President Bush signed the Economic Growth and Tax Relief Reconciliation Act of 2001. The legislation made sweeping changes to the federal tax code by lowering income tax rates and implementing a one-time tax refund payment. A second “Bush tax cut”—the Jobs and Growth Tax Relief Reconciliation Act of 2003—reduced income and capital gains tax rates and increased deductions.
With British support, the United States launched “Operation Enduring Freedom,” a combat effort in Afghanistan. The Taliban refused to cooperate with efforts to root out al-Qaeda in that country. Early efforts to remove the Taliban from power were successful, though many of its operatives fled to Pakistan.
In the wake of the September 11th attacks, the Office of Homeland Security was established by President Bush’s Executive Order 13228. The agency was a counter-terrorism organization intended to “respond to terrorist threats of attacks.”
Congress passed the USA Patriot Act (Uniting and Strengthening America by Providing Appropriate Tools Required to Intercept and Obstruct Terrorism). The act provided law-enforcement agencies and the Justice Department more power in investigating and dealing with suspected terrorists, loosened constraints on wiretaps and internet monitoring, and allowed for the detainment and deportation of non-citizens believed to pose risks to national security. The act proved controversial as many viewed its measures as unconstitutional infringements on...

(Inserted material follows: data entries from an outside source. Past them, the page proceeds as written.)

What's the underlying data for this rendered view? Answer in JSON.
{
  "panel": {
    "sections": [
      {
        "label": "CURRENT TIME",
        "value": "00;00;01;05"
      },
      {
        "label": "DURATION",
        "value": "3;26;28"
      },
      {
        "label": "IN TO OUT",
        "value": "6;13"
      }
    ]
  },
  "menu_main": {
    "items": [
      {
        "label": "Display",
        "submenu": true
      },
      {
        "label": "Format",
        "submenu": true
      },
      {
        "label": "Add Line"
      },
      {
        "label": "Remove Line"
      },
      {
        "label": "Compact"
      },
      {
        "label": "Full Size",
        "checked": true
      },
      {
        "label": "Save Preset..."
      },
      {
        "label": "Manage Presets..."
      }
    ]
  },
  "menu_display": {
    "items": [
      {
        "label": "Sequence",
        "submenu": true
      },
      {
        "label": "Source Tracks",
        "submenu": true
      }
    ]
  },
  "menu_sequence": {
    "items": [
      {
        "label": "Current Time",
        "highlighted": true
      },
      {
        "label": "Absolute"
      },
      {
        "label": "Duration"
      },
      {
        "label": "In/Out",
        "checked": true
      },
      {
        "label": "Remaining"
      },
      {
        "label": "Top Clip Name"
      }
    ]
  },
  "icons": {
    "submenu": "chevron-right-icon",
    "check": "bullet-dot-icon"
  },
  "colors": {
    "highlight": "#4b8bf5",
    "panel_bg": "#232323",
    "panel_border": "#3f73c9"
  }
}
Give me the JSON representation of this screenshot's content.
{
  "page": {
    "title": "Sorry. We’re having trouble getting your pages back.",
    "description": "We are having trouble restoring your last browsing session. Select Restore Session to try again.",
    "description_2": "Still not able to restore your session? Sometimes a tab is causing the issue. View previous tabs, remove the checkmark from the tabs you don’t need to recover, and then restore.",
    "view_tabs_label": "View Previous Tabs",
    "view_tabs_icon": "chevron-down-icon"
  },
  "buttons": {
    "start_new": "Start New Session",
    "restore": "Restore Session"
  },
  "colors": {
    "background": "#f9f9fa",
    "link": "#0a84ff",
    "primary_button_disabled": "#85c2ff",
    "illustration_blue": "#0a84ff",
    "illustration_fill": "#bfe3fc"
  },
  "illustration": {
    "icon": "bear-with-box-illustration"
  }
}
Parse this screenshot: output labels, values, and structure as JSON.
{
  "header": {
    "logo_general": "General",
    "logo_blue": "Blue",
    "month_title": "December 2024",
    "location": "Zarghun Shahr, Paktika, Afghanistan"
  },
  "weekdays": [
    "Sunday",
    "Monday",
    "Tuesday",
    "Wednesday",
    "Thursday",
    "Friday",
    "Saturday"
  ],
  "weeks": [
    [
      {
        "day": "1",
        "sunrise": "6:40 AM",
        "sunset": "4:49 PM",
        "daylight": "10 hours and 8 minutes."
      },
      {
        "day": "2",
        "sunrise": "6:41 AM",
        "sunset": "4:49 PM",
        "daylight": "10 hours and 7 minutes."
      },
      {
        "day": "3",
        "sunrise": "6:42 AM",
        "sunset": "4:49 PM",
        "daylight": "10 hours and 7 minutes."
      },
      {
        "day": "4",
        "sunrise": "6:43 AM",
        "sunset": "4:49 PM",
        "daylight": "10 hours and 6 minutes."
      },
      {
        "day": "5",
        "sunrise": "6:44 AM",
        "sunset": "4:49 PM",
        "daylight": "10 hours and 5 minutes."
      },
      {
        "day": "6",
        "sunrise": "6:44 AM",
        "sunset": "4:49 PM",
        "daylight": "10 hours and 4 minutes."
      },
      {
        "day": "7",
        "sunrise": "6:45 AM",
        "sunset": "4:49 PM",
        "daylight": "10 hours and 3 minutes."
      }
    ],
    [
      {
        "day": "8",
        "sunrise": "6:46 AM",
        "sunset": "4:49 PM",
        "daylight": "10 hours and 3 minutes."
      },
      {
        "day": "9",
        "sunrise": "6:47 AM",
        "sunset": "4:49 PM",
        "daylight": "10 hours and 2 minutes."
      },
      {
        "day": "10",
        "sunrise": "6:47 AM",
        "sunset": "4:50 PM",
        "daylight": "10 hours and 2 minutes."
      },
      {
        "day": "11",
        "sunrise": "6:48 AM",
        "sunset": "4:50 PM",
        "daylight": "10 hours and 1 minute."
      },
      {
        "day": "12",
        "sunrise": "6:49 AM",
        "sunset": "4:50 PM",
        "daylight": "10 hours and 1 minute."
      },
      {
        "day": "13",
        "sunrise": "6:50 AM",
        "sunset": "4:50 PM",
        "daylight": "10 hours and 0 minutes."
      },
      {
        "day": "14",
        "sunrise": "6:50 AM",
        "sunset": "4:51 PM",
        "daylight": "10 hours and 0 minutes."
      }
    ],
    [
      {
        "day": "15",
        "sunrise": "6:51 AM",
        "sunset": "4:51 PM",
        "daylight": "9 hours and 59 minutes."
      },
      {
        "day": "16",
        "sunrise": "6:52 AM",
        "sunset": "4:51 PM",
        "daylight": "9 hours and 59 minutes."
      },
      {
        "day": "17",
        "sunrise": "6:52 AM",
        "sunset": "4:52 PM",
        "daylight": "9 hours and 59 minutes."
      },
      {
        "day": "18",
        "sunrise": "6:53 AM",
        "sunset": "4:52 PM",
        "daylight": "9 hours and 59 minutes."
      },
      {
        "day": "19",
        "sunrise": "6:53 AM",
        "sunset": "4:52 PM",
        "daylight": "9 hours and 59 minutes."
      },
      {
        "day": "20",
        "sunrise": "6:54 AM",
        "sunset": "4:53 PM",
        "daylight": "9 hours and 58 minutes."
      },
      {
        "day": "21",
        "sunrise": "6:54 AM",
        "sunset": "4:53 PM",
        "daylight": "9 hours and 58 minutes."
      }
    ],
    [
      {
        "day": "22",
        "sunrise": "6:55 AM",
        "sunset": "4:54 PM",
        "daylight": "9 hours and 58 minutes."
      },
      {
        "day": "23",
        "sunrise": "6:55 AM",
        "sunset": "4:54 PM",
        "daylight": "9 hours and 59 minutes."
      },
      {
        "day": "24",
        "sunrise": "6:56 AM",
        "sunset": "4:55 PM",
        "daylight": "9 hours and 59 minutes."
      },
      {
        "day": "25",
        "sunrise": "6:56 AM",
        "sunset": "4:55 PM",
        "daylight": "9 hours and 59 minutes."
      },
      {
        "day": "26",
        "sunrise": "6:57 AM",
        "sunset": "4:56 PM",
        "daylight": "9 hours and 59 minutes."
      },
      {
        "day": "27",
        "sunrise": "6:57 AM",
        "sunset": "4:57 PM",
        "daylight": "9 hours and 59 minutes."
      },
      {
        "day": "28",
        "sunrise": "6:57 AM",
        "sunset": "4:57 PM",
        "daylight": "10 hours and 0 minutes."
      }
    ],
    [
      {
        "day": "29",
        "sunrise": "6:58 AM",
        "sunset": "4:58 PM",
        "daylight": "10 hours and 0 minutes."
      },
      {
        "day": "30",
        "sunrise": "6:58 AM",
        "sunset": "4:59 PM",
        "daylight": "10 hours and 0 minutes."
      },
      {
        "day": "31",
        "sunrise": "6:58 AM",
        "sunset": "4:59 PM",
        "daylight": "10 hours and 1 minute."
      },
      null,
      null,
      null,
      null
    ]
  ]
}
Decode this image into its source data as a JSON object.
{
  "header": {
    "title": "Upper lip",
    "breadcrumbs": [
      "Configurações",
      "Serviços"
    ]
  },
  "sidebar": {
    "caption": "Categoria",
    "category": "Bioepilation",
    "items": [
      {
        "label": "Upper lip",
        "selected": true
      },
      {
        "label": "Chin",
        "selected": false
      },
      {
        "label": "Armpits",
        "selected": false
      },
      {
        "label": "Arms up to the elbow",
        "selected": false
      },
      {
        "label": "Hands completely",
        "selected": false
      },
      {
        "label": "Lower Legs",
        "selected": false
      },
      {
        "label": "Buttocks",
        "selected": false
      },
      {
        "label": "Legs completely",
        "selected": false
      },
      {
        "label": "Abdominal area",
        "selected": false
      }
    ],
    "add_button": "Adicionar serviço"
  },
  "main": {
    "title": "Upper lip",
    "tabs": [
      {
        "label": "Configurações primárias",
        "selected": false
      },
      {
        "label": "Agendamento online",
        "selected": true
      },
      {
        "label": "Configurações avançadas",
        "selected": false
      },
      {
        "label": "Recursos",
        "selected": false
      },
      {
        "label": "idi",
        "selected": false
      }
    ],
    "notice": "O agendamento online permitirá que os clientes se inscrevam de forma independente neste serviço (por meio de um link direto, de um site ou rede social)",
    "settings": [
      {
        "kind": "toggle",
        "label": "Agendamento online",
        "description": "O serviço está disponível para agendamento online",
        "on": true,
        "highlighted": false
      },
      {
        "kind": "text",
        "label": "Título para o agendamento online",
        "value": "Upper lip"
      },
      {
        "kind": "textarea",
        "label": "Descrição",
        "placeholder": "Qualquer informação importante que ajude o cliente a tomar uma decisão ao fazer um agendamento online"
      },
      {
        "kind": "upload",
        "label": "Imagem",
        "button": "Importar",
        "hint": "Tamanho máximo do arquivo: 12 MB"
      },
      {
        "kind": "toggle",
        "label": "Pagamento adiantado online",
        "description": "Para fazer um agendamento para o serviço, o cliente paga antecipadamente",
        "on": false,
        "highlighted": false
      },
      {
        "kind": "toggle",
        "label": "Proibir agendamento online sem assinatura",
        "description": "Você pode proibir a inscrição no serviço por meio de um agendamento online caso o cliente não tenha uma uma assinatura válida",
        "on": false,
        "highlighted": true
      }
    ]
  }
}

Led by Newt Gingrich, the Republican Party released its “Contract with America,” a pledge taken by three hundred Republican candidates for the House promising to reduce spending on welfare, balance the budget, and respect the “values . . . of the American family.”
Congress adopted the federal Defense of Marriage Act, which defined marriage as “a legal union between one man and one woman” and affirmed the right of states to refuse recognition of same-sex marriages performed elsewhere.